Since Samsung itself widely introduced edge-lit LED TVs in 2009, the phrase "LED TV" has meant "thinner" to the majority of TV shoppers. This year Samsung and other TV makers are marketing LED TVs that are just as chunky as the non-LED-based LCD TVs of yore, and cheaper than their edge-lit counterparts -- which Samsung is now calling "Slim LED TV."
Confused customers will probably be scratching their heads at the 3.7-inch-thick profile of the EH6000 series, wondering how it deserves to be called an LED TV. The salesman will explain that it uses LEDs arranged in a full array behind the screen, as opposed to crammed along the edge. That's true. At that point he might even try to tell the customer that since it's LED, it has a better picture than a standard LCD TV. That's not necessarily true, and never was.
The Samsung EH6000 does have a thinner frame around the picture than any non-LED TV, lending it a nice minimalist look, but its picture quality is just decent -- no better than the company's non-LED TVs from last year, and worse in some areas. It is a lot cheaper than its edge-lit Samsung brethren, however, so it might appeal to value-conscious buyers, especially in smaller screen sizes where plasma and better LED TVs like the Sharp LC-LE640U series don't compete.
Series information: I performed a hands-on evaluation of the 46-inch Samsung UN46EH6000, but this review also applies to the other screen sizes in the series.
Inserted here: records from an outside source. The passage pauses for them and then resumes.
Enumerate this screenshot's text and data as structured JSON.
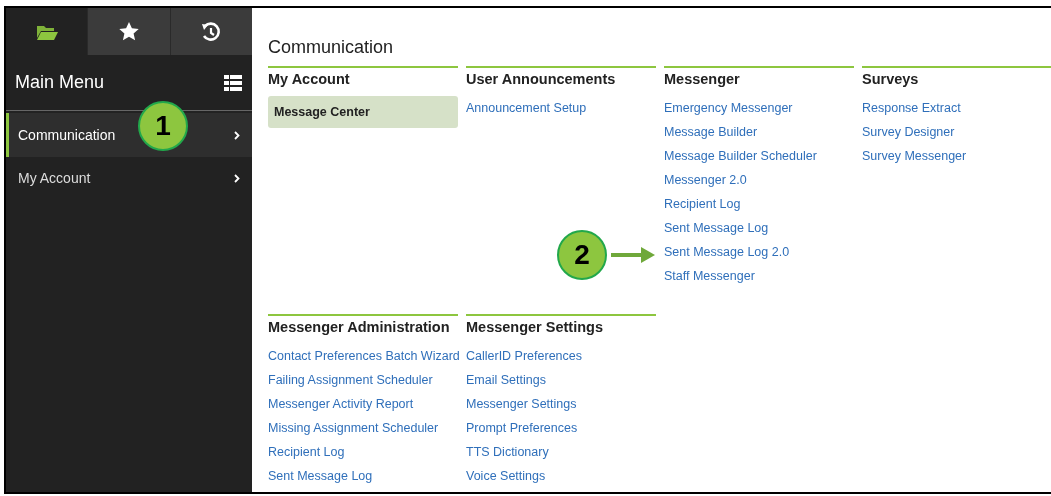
{
  "sidebar": {
    "tabs": [
      {
        "kind": "folder",
        "selected": true
      },
      {
        "kind": "star",
        "selected": false
      },
      {
        "kind": "history",
        "selected": false
      }
    ],
    "title": "Main Menu",
    "items": [
      {
        "label": "Communication",
        "selected": true
      },
      {
        "label": "My Account",
        "selected": false
      }
    ]
  },
  "page_title": "Communication",
  "sections": [
    {
      "title": "My Account",
      "links": [
        {
          "label": "Message Center",
          "selected": true
        }
      ]
    },
    {
      "title": "User Announcements",
      "links": [
        {
          "label": "Announcement Setup",
          "selected": false
        }
      ]
    },
    {
      "title": "Messenger",
      "links": [
        {
          "label": "Emergency Messenger",
          "selected": false
        },
        {
          "label": "Message Builder",
          "selected": false
        },
        {
          "label": "Message Builder Scheduler",
          "selected": false
        },
        {
          "label": "Messenger 2.0",
          "selected": false
        },
        {
          "label": "Recipient Log",
          "selected": false
        },
        {
          "label": "Sent Message Log",
          "selected": false
        },
        {
          "label": "Sent Message Log 2.0",
          "selected": false
        },
        {
          "label": "Staff Messenger",
          "selected": false
        }
      ]
    },
    {
      "title": "Surveys",
      "links": [
        {
          "label": "Response Extract",
          "selected": false
        },
        {
          "label": "Survey Designer",
          "selected": false
        },
        {
          "label": "Survey Messenger",
          "selected": false
        }
      ]
    },
    {
      "title": "Messenger Administration",
      "links": [
        {
          "label": "Contact Preferences Batch Wizard",
          "selected": false
        },
        {
          "label": "Failing Assignment Scheduler",
          "selected": false
        },
        {
          "label": "Messenger Activity Report",
          "selected": false
        },
        {
          "label": "Missing Assignment Scheduler",
          "selected": false
        },
        {
          "label": "Recipient Log",
          "selected": false
        },
        {
          "label": "Sent Message Log",
          "selected": false
        }
      ]
    },
    {
      "title": "Messenger Settings",
      "links": [
        {
          "label": "CallerID Preferences",
          "selected": false
        },
        {
          "label": "Email Settings",
          "selected": false
        },
        {
          "label": "Messenger Settings",
          "selected": false
        },
        {
          "label": "Prompt Preferences",
          "selected": false
        },
        {
          "label": "TTS Dictionary",
          "selected": false
        },
        {
          "label": "Voice Settings",
          "selected": false
        }
      ]
    }
  ],
  "callouts": [
    {
      "label": "1",
      "arrow": false
    },
    {
      "label": "2",
      "arrow": true
    }
  ]
}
All sizes have identical specs and according to the manufacturer should provide very similar picture quality.
|Models in series (details)|
|Samsung UN40EH6000||40 inches|
|Samsung UN46EH6000 (reviewed)||46 inches|
|Samsung UN50EH6000||50 inches|
|Samsung UN55EH6000||55 inches|
|Samsung UN60EH6000||60 inches|
|Samsung UN65EH6000||65 inches|
Seen from the front, the UNEH6000 looks much like any newer LED TV: a very thin frame around the image and everything in glossy black. Extra adornments are almost nonexistent and I like it that way. Too bad the stand doesn't swivel.
Seen from the side, however, the set's "full-array" heritage is obvious. Its panel measures 3.7 inches deep -- compared with 1.9 inches for the edge-lit UNES6500, for example. I say, "Who cares," although some TV buyers do value thinness, apparently.
The EH6000 gets the older, transparent Samsung menu, which I actually prefer to the newer rounded, blue, opaque version. It's easy enough to navigate and I appreciated the explanations accompanying menu terms. The onscreen user manual and help section found on higher-end Samsungs goes missing, although there is a basic "HD Connection Guide."
The pipsqueak remote tries to pack too many similarly sized and shaped keys onto its truncated surface, but at least there's full backlighting. I'd trade it in for decent spacing between the buttons, however.
|Key TV features|
|Display technology||LCD||LED backlight||Full-array|
|Smart TV||No||Internet connection||N/A|
|3D technology||N/A||3D glasses included||N/A|
|Refresh rate(s)||120Hz||Dejudder (smooth) processing||Yes|
Samsung's full-array backlight system uses fewer LEDs than full-array systems on higher-end local-dimming TVs, and fewer even than edge-lit models. The paucity of actual LEDs allows Samsung and other makers of new full-array sets like the EH6000 to charge less than for other kinds of LED TVs. Check out my primer on LED backlights for more and Samsung's full 2012 TV lineup to see which model uses which technology.
The UNEH6000's biggest step-up feature over the UNEH5000 series is a 120Hz refresh rate, which joins backlight scanning to earn the company's "Clear Motion Rate" of 240. Don't be misled, though: this is a 120Hz panel, not 240Hz. As a 120Hz set, the EH600 also gets Samsung's dejudder processing.
This otherwise basic set skips extras like Smart TV and 3D. There's no Ethernet connection for DLNA access to files on a network, although the TV will play back photo, video, and music files via its USB port.
Picture settings: The UNEH6000 offers ample control for a midlevel TV, getting a two-point grayscale system, five gamma choices, and the ability to adjust dejudder. I didn't really miss having a 10-point grayscale adjustment since the two-pointer worked very well, but I would have liked it to have Samsung's great color management system.
Connectivity: Samsung really cut corners here, giving the EH6000 a mere two HDMI inputs. That covers a cable box and a game console, for example -- if you want to connect more stuff like a Roku or a PC via HDMI, you may have to buy an external switch.
In picture quality, the EH6000 falls short of many LED and a few non-LED TVs we've tested, displaying a lighter shade of black and poor off-angle viewing. However its color is quite accurate, video processing is solid, and it showed better uniformity across the screen than many of its edge-lit counterparts. I also appreciated its matte screen finish in brighter rooms.